Five hundred coaches recently attended our online class to learn more about data and reports on Hudl. In this blog, we’ll take a closer look at a key aspect of that class—the formation report. Use it to confirm or deny assumptions about your upcoming opponent and create a plan of attack for the game.
Get Started with the Formation Report
This report is the most useful, and most used, report because of the valuable insight it provides of your opponent. Take a closer look at each formation to see what your opponent does. Do they run or pass more out of a specific formation? Uncover this and more with the formation report.
The basic data required to generate this report is ODK, gain/loss, play type, play direction, motion and result. From there, add the specifics with offensive formation and offensive play. If you want to take it to the next level, add backfield, strength, pass zone and gap.
The report begins with a basic overview.
The nine most frequently used formations. Create formation diagrams for each to populate in future reports.
The top three plays in each formation shown with the total and percentage of each.
Run this report on single or multiple games. Have four scout games for your upcoming opponent? You can determine the tendencies and decisions your opponent makes across all of their games. Click any blue stat to see its linked video.
Go Deeper with the Data
After the top nine formations, details on each formation in the game or playlist are generated.
Runs and favorite runs: Shows the total run plays out of the formation. It includes the total number of yards per play and an average of yards per carry—simply click the blue bar to watch all of the plays. If you added gap, offensive strength and play direction, you’ll see the how the ball was run through each gap and in which direction.
Passes and favorite passes: It’s the same idea here, but with passes. This section shows the number of passes from the specific formation, the pass plays, the percentage for each specific play and the total and average yards gained with that play. Tag pass zone in your breakdown data and you’ll see where your opponent throws the ball. Tag 1-3 for short passes, 4-6 for medium and 7-9 for long to get a percentage for each zone.
Down: Shows each down and the number of run and pass plays called. It also gives the percentage of runs or passes per down.
Strength and Motion: Shows how often the play is run to the strong side and breaks down which side is the strong side in a particular formation.
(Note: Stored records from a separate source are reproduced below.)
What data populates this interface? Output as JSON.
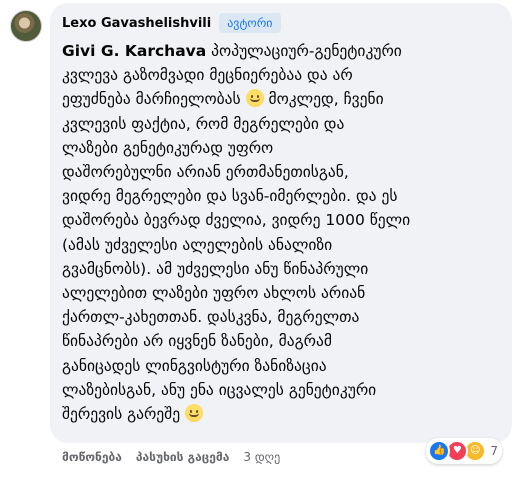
{
  "comment": {
    "author": "Lexo Gavashelishvili",
    "badge": "ავტორი",
    "mention": "Givi G. Karchava",
    "lines": [
      " პოპულაციურ-გენეტიკური",
      "კვლევა გაზომვადი მეცნიერებაა და არ",
      "ეფუძნება მარჩიელობას ",
      " მოკლედ, ჩვენი",
      "კვლევის ფაქტია, რომ მეგრელები და",
      "ლაზები გენეტიკურად უფრო",
      "დაშორებულნი არიან ერთმანეთისგან,",
      "ვიდრე მეგრელები და სვან-იმერლები. და ეს",
      "დაშორება ბევრად ძველია, ვიდრე 1000 წელი",
      "(ამას უძველესი ალელების ანალიზი",
      "გვამცნობს). ამ უძველესი ანუ წინაპრული",
      "ალელებით ლაზები უფრო ახლოს არიან",
      "ქართლ-კახეთთან. დასკვნა, მეგრელთა",
      "წინაპრები არ იყვნენ ზანები, მაგრამ",
      "განიცადეს ლინგვისტური ზანიზაცია",
      "ლაზებისგან, ანუ ენა იცვალეს გენეტიკური",
      "შერევის გარეშე "
    ],
    "emoji_icon": "smiling-face-emoji"
  },
  "actions": {
    "like": "მოწონება",
    "reply": "პასუხის გაცემა",
    "time": "3 დღე"
  },
  "reactions": {
    "icons": [
      "like-icon",
      "love-icon",
      "care-icon"
    ],
    "count": "7"
  }
}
If a play has motion, the report will show it in relation to both strength and play direction.
Backfield: Goes more in depth on the backfields run in the formation, how often they’re used and the run and pass percentage from that backfield.
Boundary/Field: Shows play direction by play type based on field location. For example, if the team is on the right hash, it will tell you how often they went to the wide side of the field or the short side.
Pro Tip: Enter backfield data in the backfield column, not the offensive formation column. The report can then generate all tendencies for each backfield in the formation— very useful information to pinpoint your opponent’s actions.
Tips from the Coaches
Once the data is tracked and your staff understands what’s included, incorporate it into your weekly routine. Use these first-hand tips for inspiration.
Use the formation report as the starting point. If you find any “tells,” run a custom report to confirm it's actually a tendency.
Have a formation alignment period at practice early in the week. Review alignment for your opponent’s top formations and any irregular formations you haven't seen in the past. Then focus on goal line formations.
The more data you enter, the more valuable the report will be. Start with the backfield, then add strength, pass zone and gap to go deeper.
If you label the backfield column on every offensive play, the formation report will show you the top plays in each backfield set for a specific formation. So if your opponent puts a running back to one side for specific plays, and only runs them when they’re aligned to that side, you can use that insight before the snap.
Use the report to see if a team has a heavy strong/weak or boundary/field tendency out of a specific formation. If they run the ball to the formation strength on 17/20 plays, work to shut down the run to the strong side.
If you have multiple scout videos for an upcoming opponent, select all the games and filter to offense in ODK. Save those clips as a separate All Off Plays playlist and run the formation report to get a high level view of the team. You can do the same thing with offense and first and second quarter clips to see the formations and plays to shut down early in the game.
The formation report is just the beginning. Learn how to use this data and more in our recorded class, Uncover Insights and Opponent Tendencies with Hudl Data. Or spend your time on analysis, not entering data—let Hudl Assist break down your games.